- What is a Structured Warrant?
- How do I invest in Structured Warrants?
- What are the ingredients of a Warrant?
- How do Issuers price warrants?
- What is the size & duration of a new issuance?
- Can you teach me the formula to price a warrant myself?
- What is the difference between Liquidity vs Turnover?
- What if the warrant I have chosen has no traded volume?
1. What is a Structured Warrant?
A structured warrant gives you the right, but not the obligation, to buy or sell an underlying asset at a specific price and time.
Think of it like a turbocharged sports car that can help you accelerate your investment returns, so you need the right information & real-life experience to handle it well.
2. How do I invest in Structured Warrants?
To invest in structured warrants, you will need to open a CDS brokerage account and work with a licensed broker.
You can then search for available warrants on https://www.nagawarrants.com/warrant-scanner and trade them via your online trading platform or through your broker.
3. What are the ingredients of a Warrant?
Warrants consist of 6 components - Underlying Asset Price, Exercise Price, Volatility, Time to Expiry, Interest Rate, and Dividends.
Underlying Asset Price: The underlying asset of a structured warrant is like the engine of a car.
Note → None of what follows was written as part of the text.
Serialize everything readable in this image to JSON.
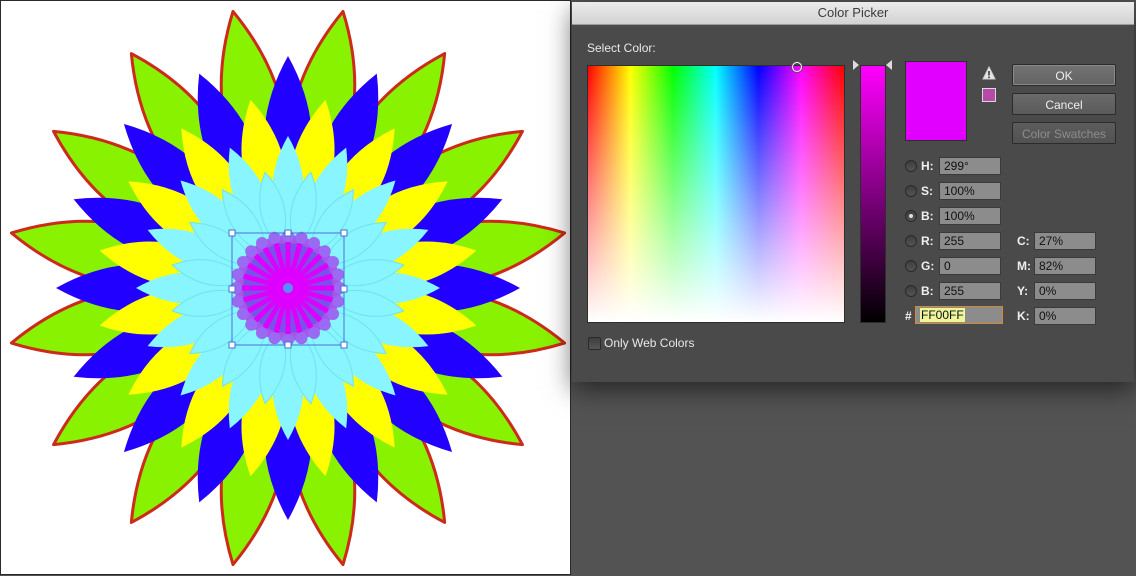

Just as the engine powers the car, the underlying asset drives the value of the warrant. The type of engine you choose affects the car's performance, just as the underlying asset affects the warrant's value.
Exercise price: The strike or exercise price of a structured warrant is like the promised price of a car. If the car’s current price > exercise price, you would probably choose to exercise the warrant where you could buy the car at a cheaper price than the current market price.
Time to Expiry: The expiration date of a structured warrant is like the expiration date on a carton of milk. Just as milk becomes closer to spoiling as it approaches the expiration date; a structured warrant reduces in value as it approaches the expiration date.
It's important to pay attention to the expiration date (and more importantly, the “Last Trading” date) and make a decision before the warrant becomes worthless.
Volatility: Measures the dispersion of stock price returns. As volatility increases, the likelihood of a stock expiring in-the-money (ITM) or out-the-money (OTM) increases. However, the owners of call warrants benefit from underlying price increase but with limited downside risk. Thus, the higher the volatility in the pricing model, the higher the price of the call and put warrants will be.
Interest Rate: When general interest rate increases, the expected return required by investors from the stock tends to increase. This increase cost of fund results in the increase the value of a call option and reduce the value of a put option.
Dividend: Issuers take into account expected dividends from the underlying in determining the price of a warrant. If the dividend payout is in line with investor expectations, warrant price will be unaffected.
However, if the dividend payout is more than expected, the underlying price will decline more than expected on ex-dividend date, which is bad news for the value of call warrants and good news for the value of put warrants.
You may refer to Issuers Announcements on Bursa Malaysia - https://www.bursamalaysia.com/market_information/announcements/structure_warrants
4. How do Issuers price warrants?
The Issuers at Kenanga price European-style warrants using the Black-Scholes Option Pricing Model. The Issuer uses mathematical models to calculate the theoretical value of the warrant based on the underlying asset's spot price, volatility of the stock price, time to expiration, and other factors listed above.
5. What is the size & duration of a new issuance?
According to Bursa Listing Requirements, minimum issue size of warrants must be at least RM5 million and tenure between
- 6 months to 5 years: for equity-based structured warrants
- 3 months to 5 years: for index-based structured warrants
The underlying stock must also fulfil both Bursa and SC (Securities Commission) eligibility criteria, which includes:
- daily market cap of at least RM500 million, in the immediate past 3 months
- or RM3 billion for a newly listed corporation.
For more information, please visit the link below:
6. Can you teach me the formula to price a warrant myself?
Pricing a warrant is straightforward, but there will be two key components which you will be missing - interest rate & dividends. You may wish to input your own assumptions of the interest and dividend rates to derive the target price of the warrant.
For fair price & terms of a warrant, we suggest you visit https://www.nagawarrants.com/live-matrix that contains a more interactive and up-to-date pricing of the warrants you are trading.
7. What is the difference between Liquidity vs Turnover?
Liquidity: Available units to sell and buy warrant at any time
Turnover: Total traded value of a warrant
As an investor, liquidity allows you to enter or exit a position via the existence of Market Makers aka Liquidity Providers. By contributing to both sides of the bid/ask, Market Makers allow warrants to have no traded volume, and yet be highly liquid.
8. What if the warrant I have chosen has no traded volume?
Not to worry! As issuers of warrants, we are also the Market Maker. This means that we are always ready to provide liquidity by posting bid and ask quotes throughout the day as long as the warrant is listed.